The first part was somewhat weak. Some interned by the band, a couple of shots on goal and a single clear goal opportunity. The clock has far exceeded forty minutes of play, a familiar emptiness stung your stomach and the parched throat asks for a cold beer. The mobile vibrates in your pocket when the rival winger truncates a dangerous run on the end of your team. You take it out and see a notification from the club app: exclusive offer, beer plus hot dog at half price if you buy it before the break.
What a coincidence! You think, just when you started to get hungry and thirsty. However, such a timely offer has not appeared on your mobile as a result of chance, but of Big Data . Throughout the season the club application, through which you have paid each purchase in the stadium bar, has recorded that your consumption is concentrated from the 35th to the 45th minute of the first part and, thanks to that information, the relational marketing tools The club has made you a personalized offer.
This hypothetical situation has not yet occurred in any LaLiga stadium, but it will soon be a reality. “Many teams have been investing in the Big Data of their stadiums for three or four years, because in the end those facilities are a brutal data generator. You can know how many people come in, where they sit, if they go to more shows besides soccer, “explains José Guerra, corporate general director of LaLiga, to Xataka.
Among the professional soccer teams in Spain -Primera and Segunda División-, Sevilla FC has been one of the first to announce initiatives of this type. The team from Seville is working on the start-up of a Business Intelligence Center in which they will collect data on all the interactions of their fans with the stadium – from in-store purchases to drinks during meetings – and the club’s digital tools – applications, website or online store- to configure personalized offers for them.
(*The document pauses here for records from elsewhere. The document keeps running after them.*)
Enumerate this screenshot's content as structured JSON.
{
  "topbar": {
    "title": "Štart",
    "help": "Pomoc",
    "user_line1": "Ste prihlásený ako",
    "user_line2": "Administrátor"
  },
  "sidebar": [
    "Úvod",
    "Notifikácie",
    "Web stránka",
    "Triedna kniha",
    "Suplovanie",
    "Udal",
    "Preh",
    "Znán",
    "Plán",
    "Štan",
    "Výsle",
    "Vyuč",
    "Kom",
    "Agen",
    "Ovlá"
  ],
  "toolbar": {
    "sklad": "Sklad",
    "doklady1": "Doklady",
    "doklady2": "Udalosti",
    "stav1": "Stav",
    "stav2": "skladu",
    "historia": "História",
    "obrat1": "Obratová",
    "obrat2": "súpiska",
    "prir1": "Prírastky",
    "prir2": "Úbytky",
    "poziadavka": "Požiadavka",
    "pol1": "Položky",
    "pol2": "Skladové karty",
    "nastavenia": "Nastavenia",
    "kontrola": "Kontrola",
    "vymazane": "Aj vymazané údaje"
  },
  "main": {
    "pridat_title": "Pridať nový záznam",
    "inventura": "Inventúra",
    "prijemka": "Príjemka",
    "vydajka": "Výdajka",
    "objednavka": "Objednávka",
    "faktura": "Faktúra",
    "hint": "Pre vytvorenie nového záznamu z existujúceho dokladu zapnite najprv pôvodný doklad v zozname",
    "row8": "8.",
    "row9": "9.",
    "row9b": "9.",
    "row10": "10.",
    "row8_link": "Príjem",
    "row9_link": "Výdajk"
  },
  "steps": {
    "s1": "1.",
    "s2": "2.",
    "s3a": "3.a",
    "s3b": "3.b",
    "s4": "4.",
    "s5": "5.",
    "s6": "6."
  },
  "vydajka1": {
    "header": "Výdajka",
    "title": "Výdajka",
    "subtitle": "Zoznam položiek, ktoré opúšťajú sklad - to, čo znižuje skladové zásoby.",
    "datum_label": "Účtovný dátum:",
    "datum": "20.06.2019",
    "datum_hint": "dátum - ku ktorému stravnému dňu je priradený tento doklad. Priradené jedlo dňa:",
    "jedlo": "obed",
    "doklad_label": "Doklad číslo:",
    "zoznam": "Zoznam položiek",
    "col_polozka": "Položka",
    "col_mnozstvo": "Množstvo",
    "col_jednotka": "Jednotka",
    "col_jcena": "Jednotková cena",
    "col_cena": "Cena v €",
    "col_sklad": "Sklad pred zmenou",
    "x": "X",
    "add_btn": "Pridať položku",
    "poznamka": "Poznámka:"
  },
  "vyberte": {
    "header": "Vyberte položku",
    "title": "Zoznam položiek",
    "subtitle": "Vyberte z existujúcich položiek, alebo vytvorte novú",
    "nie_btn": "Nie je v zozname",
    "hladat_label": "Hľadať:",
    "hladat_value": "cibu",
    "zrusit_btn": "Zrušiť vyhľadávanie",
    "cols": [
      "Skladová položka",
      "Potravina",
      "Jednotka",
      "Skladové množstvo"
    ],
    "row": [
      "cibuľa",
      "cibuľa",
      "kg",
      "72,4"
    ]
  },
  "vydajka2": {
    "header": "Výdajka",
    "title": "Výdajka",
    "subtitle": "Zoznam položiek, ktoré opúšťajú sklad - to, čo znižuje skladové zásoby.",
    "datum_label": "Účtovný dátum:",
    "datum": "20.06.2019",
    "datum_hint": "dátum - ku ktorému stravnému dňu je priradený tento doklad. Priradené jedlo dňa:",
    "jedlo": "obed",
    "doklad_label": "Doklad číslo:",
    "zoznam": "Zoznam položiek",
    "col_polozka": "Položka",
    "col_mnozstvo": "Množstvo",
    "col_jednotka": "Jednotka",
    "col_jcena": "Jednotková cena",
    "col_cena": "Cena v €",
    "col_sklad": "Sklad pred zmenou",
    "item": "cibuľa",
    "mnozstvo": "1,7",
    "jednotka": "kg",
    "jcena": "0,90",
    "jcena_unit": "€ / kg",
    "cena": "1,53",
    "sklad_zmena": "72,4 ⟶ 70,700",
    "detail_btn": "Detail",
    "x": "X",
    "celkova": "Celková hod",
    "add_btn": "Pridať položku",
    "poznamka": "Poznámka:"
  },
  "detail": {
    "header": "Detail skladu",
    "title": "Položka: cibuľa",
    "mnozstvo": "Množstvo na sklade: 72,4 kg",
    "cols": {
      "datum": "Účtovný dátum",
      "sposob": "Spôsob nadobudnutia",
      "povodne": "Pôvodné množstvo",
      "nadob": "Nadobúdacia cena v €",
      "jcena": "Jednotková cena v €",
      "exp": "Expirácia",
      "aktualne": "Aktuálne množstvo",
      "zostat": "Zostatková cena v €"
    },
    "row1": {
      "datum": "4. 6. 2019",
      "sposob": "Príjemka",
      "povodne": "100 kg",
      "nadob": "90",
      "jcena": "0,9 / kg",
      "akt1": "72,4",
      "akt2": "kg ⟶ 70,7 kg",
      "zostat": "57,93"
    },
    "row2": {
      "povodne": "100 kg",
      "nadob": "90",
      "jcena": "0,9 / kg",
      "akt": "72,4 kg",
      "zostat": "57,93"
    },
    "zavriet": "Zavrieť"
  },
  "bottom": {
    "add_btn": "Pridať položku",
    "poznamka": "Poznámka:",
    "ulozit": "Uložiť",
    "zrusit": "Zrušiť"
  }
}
“It is about uniting all the contact points of the fan with the club in a single database, refined and enriched daily, with the aim of being able to automate, in a second phase, relational marketing campaigns with users. And we are going to get to a very high level of detail, such as knowing when you usually consume a drink during a match, ”says Ramón Loarte, Marketing, Commercial and Retail director of Sevilla FC.
A similar initiative is being carried out by the Royal Society, which last July announced the launch of a smart scarf to improve interaction with its fans. This garment served as an excuse for users to download the application of the Donostiarra group -Realzale-, register in the app and scan the label to start receiving notifications with discounts and exclusive raffles.
“The smart scarf offered us different ways of interacting with our followers and uniting the worlds off and online, ” explained Juan Iraola, head of the digital area of the Royal Society, in the press release that the people of San Sebastian spread to announce this initiative.
The ultimate goal of the txuri-urdines is for their fans to become familiar with the application, which will be one of the pillars of the club’s digitization and with which members can now access the stadium without a card or give up their seats . The latter is not exclusive to Real Sociedad, since there are several LaLiga clubs that have apps with these same functions.
But Big Data in stadiums will not be used only for commercial purposes. From LaLiga, the body in charge of centrally controlling access and security -the latter together with the State Security Forces and Bodies- in the 42 professional stadiums in Spain, explain that new software is being implemented to better manage entry to the stadiums and that, in the future, they would like this to be possible without turnstiles .
“We thought about how it would be more comfortable to access the stadiums , and we thought that the ideal would be not to find any barrier between the door and the interior. That is not possible now because there are a series of security needs, but if we were to implement a system in which the person is identified by their mobile phone, or that detects unidentified devices, we would not have to do that filter, “says Guerra.
New technologies and security
Big Data is one of the digital tools that is being developed in many LaLiga stadiums, but the aspect that is currently fully digitized and operational is the security of these facilities.
In the 42 professional stadiums of Spanish football there must be, by law, an Organizational Control Unit (UCO) , the responsibility of LaLiga and operated by workers from this body and the National Police. The objective of this installation is to maintain and operate technological systems that facilitate the work of the State Security Forces and Bodies during the matches, for which they have powerful, latest-generation technological tools.
“The UCO is made up of a closed circuit television and a robust communications network with a high level of data transmission . There are cameras outside the stadium, at the gates, in the stands and in the conflict zones, so that the police can identify those responsible for any altercation, “explains José María Cervantes, director of Facilities and Maintenance of LaLiga.
Among the systems of which the UCO is composed, the one with the 360º megapixel camera stands out , which records every corner of the stadium stands in high resolution during the pre-match, the entire match and the post-match. Its purpose is to have a video that can be reviewed after the event to identify any person who has committed an infraction.
“This system gives peace of mind because the police cannot keep an eye on the 50,000 people who go to the stadium if they have to identify someone at the moment. If a flare falls during the game, it is removed but you cannot identify the one who threw it because it is in the middle of the public. With the megapixel recording you can review the images, follow the trajectory in reverse and identify it , both by its own face and by the people around it, “says Guerra.